(Entries from a dataset of interfaces)
◇ ◇ ◇ ◇ ◇

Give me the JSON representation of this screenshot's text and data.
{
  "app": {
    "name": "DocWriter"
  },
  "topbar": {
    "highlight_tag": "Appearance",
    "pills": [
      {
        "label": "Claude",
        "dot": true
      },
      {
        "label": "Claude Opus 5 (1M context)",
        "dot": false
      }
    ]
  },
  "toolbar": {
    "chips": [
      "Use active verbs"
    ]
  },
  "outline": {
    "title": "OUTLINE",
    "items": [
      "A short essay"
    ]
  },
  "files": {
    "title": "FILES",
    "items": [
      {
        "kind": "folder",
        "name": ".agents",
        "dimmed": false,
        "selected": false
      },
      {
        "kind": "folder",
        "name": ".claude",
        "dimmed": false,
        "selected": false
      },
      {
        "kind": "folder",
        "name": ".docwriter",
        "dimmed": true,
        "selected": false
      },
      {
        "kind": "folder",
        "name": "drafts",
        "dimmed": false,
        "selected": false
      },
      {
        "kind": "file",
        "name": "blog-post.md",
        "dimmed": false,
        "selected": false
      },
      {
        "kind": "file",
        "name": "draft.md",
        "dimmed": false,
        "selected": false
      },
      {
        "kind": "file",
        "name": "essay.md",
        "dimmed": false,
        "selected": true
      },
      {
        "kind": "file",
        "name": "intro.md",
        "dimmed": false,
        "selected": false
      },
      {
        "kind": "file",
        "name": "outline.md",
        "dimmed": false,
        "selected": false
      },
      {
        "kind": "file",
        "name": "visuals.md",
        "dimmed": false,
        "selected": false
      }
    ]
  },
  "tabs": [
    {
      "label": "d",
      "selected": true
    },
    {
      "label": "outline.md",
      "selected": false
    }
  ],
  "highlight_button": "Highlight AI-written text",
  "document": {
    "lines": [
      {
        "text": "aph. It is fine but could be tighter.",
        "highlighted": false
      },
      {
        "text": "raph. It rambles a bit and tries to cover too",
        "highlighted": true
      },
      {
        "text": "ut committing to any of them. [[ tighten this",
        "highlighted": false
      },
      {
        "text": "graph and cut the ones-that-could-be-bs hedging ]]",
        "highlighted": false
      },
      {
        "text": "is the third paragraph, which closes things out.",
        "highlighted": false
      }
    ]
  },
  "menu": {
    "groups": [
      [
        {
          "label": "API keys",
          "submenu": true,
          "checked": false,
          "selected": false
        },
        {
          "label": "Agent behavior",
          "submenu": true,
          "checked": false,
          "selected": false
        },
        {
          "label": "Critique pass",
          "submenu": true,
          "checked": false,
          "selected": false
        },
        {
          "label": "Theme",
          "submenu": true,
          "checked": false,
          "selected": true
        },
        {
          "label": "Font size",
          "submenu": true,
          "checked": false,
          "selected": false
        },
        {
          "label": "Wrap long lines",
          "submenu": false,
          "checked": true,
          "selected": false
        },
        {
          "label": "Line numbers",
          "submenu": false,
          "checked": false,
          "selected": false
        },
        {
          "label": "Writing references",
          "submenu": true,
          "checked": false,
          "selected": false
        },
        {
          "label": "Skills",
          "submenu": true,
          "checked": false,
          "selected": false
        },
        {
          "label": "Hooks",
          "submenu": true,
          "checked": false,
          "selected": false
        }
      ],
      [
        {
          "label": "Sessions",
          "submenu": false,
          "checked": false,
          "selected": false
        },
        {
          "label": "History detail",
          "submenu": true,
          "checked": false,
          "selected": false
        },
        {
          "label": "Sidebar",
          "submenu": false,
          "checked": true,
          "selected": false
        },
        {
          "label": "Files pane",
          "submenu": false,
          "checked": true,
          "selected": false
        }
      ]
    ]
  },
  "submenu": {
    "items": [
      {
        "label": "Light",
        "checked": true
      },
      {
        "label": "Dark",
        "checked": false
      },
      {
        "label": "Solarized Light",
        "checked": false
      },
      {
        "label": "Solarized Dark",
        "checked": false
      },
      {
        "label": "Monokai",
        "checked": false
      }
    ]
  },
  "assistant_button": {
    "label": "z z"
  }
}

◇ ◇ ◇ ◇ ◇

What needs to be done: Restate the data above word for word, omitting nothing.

Solution to the exercise:
Give me the JSON representation of this screenshot's text and data.
{
  "app": {
    "name": "DocWriter"
  },
  "topbar": {
    "highlight_tag": "Appearance",
    "pills": [
      {
        "label": "Claude",
        "dot": true
      },
      {
        "label": "Claude Opus 5 (1M context)",
        "dot": false
      }
    ]
  },
  "toolbar": {
    "chips": [
      "Use active verbs"
    ]
  },
  "outline": {
    "title": "OUTLINE",
    "items": [
      "A short essay"
    ]
  },
  "files": {
    "title": "FILES",
    "items": [
      {
        "kind": "folder",
        "name": ".agents",
        "dimmed": false,
        "selected": false
      },
      {
        "kind": "folder",
        "name": ".claude",
        "dimmed": false,
        "selected": false
      },
      {
        "kind": "folder",
        "name": ".docwriter",
        "dimmed": true,
        "selected": false
      },
      {
        "kind": "folder",
        "name": "drafts",
        "dimmed": false,
        "selected": false
      },
      {
        "kind": "file",
        "name": "blog-post.md",
        "dimmed": false,
        "selected": false
      },
      {
        "kind": "file",
        "name": "draft.md",
        "dimmed": false,
        "selected": false
      },
      {
        "kind": "file",
        "name": "essay.md",
        "dimmed": false,
        "selected": true
      },
      {
        "kind": "file",
        "name": "intro.md",
        "dimmed": false,
        "selected": false
      },
      {
        "kind": "file",
        "name": "outline.md",
        "dimmed": false,
        "selected": false
      },
      {
        "kind": "file",
        "name": "visuals.md",
        "dimmed": false,
        "selected": false
      }
    ]
  },
  "tabs": [
    {
      "label": "d",
      "selected": true
    },
    {
      "label": "outline.md",
      "selected": false
    }
  ],
  "highlight_button": "Highlight AI-written text",
  "document": {
    "lines": [
      {
        "text": "aph. It is fine but could be tighter.",
        "highlighted": false
      },
      {
        "text": "raph. It rambles a bit and tries to cover too",
        "highlighted": true
      },
      {
        "text": "ut committing to any of them. [[ tighten this",
        "highlighted": false
      },
      {
        "text": "graph and cut the ones-that-could-be-bs hedging ]]",
        "highlighted": false
      },
      {
        "text": "is the third paragraph, which closes things out.",
        "highlighted": false
      }
    ]
  },
  "menu": {
    "groups": [
      [
        {
          "label": "API keys",
          "submenu": true,
          "checked": false,
          "selected": false
        },
        {
          "label": "Agent behavior",
          "submenu": true,
          "checked": false,
          "selected": false
        },
        {
          "label": "Critique pass",
          "submenu": true,
          "checked": false,
          "selected": false
        },
        {
          "label": "Theme",
          "submenu": true,
          "checked": false,
          "selected": true
        },
        {
          "label": "Font size",
          "submenu": true,
          "checked": false,
          "selected": false
        },
        {
          "label": "Wrap long lines",
          "submenu": false,
          "checked": true,
          "selected": false
        },
        {
          "label": "Line numbers",
          "submenu": false,
          "checked": false,
          "selected": false
        },
        {
          "label": "Writing references",
          "submenu": true,
          "checked": false,
          "selected": false
        },
        {
          "label": "Skills",
          "submenu": true,
          "checked": false,
          "selected": false
        },
        {
          "label": "Hooks",
          "submenu": true,
          "checked": false,
          "selected": false
        }
      ],
      [
        {
          "label": "Sessions",
          "submenu": false,
          "checked": false,
          "selected": false
        },
        {
          "label": "History detail",
          "submenu": true,
          "checked": false,
          "selected": false
        },
        {
          "label": "Sidebar",
          "submenu": false,
          "checked": true,
          "selected": false
        },
        {
          "label": "Files pane",
          "submenu": false,
          "checked": true,
          "selected": false
        }
      ]
    ]
  },
  "submenu": {
    "items": [
      {
        "label": "Light",
        "checked": true
      },
      {
        "label": "Dark",
        "checked": false
      },
      {
        "label": "Solarized Light",
        "checked": false
      },
      {
        "label": "Solarized Dark",
        "checked": false
      },
      {
        "label": "Monokai",
        "checked": false
      }
    ]
  },
  "assistant_button": {
    "label": "z z"
  }
}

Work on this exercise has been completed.